### EXERCISE DETAILS
Each line of the records that includes "this" should be found and copied.

### MATERIAL PROVIDED
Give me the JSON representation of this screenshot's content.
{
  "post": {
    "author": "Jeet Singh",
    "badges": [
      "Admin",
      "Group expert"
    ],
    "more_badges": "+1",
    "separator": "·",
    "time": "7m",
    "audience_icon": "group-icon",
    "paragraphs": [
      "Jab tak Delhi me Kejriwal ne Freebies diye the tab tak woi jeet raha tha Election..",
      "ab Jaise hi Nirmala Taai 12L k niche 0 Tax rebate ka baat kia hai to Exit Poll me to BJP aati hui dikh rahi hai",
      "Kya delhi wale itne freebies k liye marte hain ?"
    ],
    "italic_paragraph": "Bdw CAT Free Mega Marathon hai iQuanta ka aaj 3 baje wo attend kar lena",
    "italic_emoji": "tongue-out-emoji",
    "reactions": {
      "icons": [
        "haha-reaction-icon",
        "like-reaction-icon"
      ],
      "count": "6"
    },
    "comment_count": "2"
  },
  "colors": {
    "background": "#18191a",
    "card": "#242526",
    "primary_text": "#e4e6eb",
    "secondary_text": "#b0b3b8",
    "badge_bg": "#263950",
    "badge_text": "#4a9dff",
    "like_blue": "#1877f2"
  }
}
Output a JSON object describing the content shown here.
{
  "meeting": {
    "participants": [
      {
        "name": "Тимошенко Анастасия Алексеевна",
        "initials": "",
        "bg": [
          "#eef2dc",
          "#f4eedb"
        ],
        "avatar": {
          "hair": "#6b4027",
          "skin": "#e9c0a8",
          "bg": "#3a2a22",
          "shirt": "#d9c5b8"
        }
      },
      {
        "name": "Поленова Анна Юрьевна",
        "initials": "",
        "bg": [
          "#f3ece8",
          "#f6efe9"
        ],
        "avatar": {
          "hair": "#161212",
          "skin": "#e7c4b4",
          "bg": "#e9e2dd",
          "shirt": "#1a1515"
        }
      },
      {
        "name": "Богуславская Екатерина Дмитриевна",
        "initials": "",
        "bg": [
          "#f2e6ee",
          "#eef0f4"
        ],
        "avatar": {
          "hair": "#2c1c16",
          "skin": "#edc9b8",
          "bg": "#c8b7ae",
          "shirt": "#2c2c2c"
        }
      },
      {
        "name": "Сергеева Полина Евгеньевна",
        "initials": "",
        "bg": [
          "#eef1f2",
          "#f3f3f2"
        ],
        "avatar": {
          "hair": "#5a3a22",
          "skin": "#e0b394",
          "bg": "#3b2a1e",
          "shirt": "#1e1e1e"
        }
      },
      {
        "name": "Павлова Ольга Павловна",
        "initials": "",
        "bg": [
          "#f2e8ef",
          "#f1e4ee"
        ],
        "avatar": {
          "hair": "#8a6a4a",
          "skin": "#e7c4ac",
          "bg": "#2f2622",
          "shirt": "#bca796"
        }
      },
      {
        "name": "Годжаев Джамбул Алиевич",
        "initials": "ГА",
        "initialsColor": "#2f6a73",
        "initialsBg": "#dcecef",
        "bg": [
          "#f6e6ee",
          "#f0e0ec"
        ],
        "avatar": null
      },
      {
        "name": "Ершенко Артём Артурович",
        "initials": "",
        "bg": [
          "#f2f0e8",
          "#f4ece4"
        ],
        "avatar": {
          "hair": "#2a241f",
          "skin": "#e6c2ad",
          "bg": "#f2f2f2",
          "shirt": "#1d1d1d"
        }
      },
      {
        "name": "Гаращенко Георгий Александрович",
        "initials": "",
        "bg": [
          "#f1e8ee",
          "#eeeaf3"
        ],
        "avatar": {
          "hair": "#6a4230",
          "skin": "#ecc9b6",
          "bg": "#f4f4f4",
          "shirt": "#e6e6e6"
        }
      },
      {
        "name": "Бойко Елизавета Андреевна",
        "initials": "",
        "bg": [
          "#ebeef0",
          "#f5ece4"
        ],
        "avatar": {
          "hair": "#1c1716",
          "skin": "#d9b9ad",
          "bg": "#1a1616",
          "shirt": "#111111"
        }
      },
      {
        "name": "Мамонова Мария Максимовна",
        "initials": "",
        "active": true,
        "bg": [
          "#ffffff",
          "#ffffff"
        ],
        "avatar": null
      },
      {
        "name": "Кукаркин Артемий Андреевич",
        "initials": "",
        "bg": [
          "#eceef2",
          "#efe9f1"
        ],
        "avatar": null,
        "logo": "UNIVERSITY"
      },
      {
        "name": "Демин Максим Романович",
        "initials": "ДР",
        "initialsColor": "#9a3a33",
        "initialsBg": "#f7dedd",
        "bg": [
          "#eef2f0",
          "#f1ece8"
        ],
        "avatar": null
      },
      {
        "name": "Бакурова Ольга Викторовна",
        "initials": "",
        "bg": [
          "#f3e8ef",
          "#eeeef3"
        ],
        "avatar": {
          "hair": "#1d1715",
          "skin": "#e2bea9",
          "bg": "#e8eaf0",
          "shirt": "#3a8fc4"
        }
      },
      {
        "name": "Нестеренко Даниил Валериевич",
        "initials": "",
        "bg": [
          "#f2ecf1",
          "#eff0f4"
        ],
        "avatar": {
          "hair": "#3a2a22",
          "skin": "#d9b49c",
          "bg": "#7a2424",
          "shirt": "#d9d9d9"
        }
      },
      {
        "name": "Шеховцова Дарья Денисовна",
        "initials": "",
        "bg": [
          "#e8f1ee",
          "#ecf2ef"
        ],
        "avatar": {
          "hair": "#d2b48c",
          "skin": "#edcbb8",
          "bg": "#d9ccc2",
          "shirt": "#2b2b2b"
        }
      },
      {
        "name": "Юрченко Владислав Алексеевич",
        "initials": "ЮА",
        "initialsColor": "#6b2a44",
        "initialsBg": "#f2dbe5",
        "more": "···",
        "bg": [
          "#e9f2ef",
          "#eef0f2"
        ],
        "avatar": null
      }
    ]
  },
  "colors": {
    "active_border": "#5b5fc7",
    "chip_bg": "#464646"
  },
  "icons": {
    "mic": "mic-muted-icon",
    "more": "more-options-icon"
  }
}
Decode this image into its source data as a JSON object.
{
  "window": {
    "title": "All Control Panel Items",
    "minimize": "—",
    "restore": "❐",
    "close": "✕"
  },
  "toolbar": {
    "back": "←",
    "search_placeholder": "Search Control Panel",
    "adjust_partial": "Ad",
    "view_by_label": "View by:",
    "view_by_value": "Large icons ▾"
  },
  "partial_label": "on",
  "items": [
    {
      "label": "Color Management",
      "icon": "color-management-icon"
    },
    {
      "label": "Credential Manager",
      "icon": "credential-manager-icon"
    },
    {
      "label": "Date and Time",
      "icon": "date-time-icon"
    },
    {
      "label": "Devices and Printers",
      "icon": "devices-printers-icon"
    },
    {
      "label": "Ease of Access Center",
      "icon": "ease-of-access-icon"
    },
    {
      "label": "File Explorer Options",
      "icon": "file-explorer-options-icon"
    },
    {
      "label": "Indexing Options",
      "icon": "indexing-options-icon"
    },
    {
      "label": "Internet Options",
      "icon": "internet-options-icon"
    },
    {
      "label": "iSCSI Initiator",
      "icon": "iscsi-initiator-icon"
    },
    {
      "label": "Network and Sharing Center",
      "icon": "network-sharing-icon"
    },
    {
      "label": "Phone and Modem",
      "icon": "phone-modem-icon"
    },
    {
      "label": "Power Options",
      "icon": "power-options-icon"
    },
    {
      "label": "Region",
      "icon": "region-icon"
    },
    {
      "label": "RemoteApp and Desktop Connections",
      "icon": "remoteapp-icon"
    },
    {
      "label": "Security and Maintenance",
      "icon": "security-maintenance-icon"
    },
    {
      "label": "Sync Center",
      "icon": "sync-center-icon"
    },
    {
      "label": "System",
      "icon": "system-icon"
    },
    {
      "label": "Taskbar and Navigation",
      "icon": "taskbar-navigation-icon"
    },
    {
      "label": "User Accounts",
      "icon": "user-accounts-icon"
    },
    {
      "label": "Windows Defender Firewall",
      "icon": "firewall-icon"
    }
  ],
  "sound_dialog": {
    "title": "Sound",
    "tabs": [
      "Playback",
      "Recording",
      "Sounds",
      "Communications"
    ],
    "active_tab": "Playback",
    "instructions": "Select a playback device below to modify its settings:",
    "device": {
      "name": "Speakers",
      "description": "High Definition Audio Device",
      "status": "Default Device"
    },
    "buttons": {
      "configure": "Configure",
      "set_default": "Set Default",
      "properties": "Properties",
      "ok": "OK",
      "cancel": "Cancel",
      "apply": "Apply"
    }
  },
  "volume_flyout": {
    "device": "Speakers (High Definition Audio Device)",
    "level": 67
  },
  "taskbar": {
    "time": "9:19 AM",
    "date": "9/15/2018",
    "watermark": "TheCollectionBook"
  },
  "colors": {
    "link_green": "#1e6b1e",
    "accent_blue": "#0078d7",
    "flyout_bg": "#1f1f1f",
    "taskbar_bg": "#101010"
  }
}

### TASK SOLUTION
Give me the JSON representation of this screenshot's content.
Decode this image into its source data as a JSON object.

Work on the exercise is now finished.